Author: Jean-Paul Sartre Genre: Drama Publisher: Vintage ISBN: 9781101971239 Book Pages: 288 Format: PDF, ePub & Mobi
Four seminal plays by one of the greatest philosophers of the twentieth century. An existential portrayal of Hell in Sartre's best-known play, as well as three other brilliant, thought-provoking works: the reworking of the Electra-Orestes story, the conflict of a young intellectual torn between theory and conflict, and an arresting attack on American racism.
Author: Jean-Paul Sartre Genre: Drama Publisher: Concord Theatricals ISBN: 0573613052 Book Pages: 56 Format: PDF, ePub & Mobi
Two women and one man are locked up together for eternity in one hideous room in Hell. The windows are bricked up, there are no mirrors, the electric lights can never be turned off, and there is no exit. The irony of this Hell is that its torture is not of the rack and fire, but of the burning humiliation of each soul as it is stripped of its pretenses by the cruel curiosity of the damned. Here the soul is shorn of secrecy, and even the blackest deeds are mercilessly exposed to the fierce light of Hell. It is an eternal torment.
Author: Yoav Di-Capua Genre: History Publisher: University of Chicago Press ISBN: 9780226499888 Book Pages: 336 Format: PDF, ePub & Mobi

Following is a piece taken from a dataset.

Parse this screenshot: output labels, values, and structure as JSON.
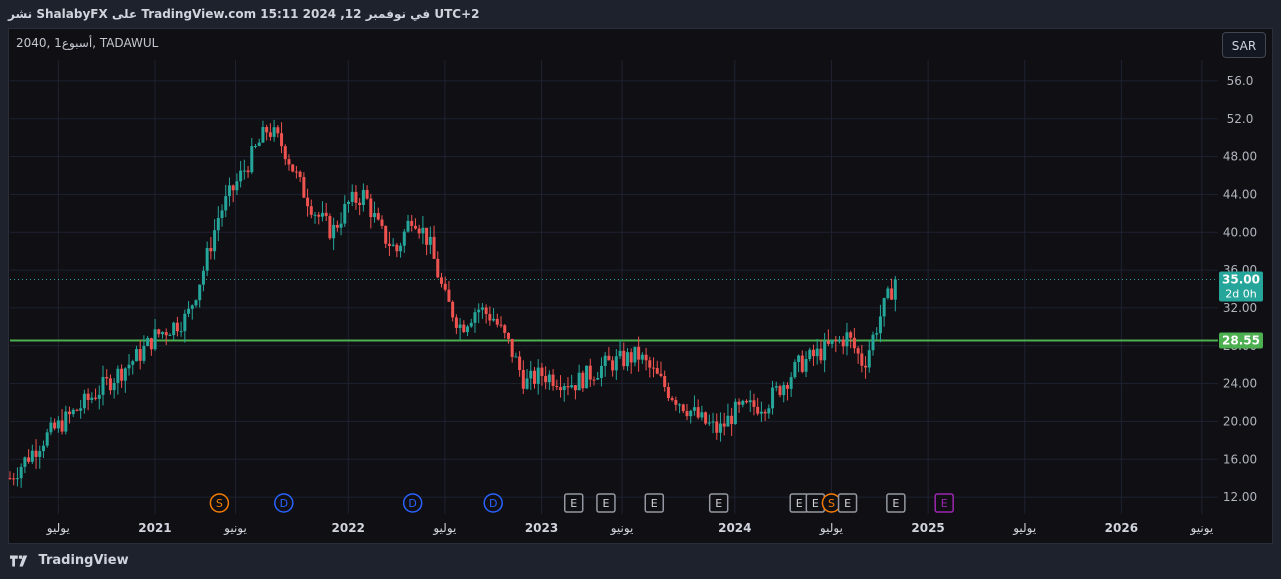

It is a curious and relatively little-known fact that for two decades—from the end of World War II until the late 1960s—existentialism’s most fertile ground outside of Europe was in the Middle East, and Jean-Paul Sartre was the Arab intelligentsia’s uncontested champion. In the Arab world, neither before nor since has another Western intellectual been so widely translated, debated, and celebrated. By closely following the remarkable career of Arab existentialism, Yoav Di-Capua reconstructs the cosmopolitan milieu of the generation that tried to articulate a political and philosophical vision for an egalitarian postcolonial world. He tells this story by touring a fascinating selection of Arabic and Hebrew archives, including unpublished diaries and interviews. Tragically, the warm and hopeful relationships forged between Arab intellectuals, Sartre, Simone de Beauvoir, and others ended when, on the eve of the 1967 war, Sartre failed to embrace the Palestinian cause. Today, when the prospect of global ethical engagement seems to be slipping ever farther out of reach, No Exit provides a timely, humanistic account of the intellectual hopes, struggles, and victories that shaped the Arab experience of decolonization and a delightfully wide-ranging excavation of existentialism’s non-Western history.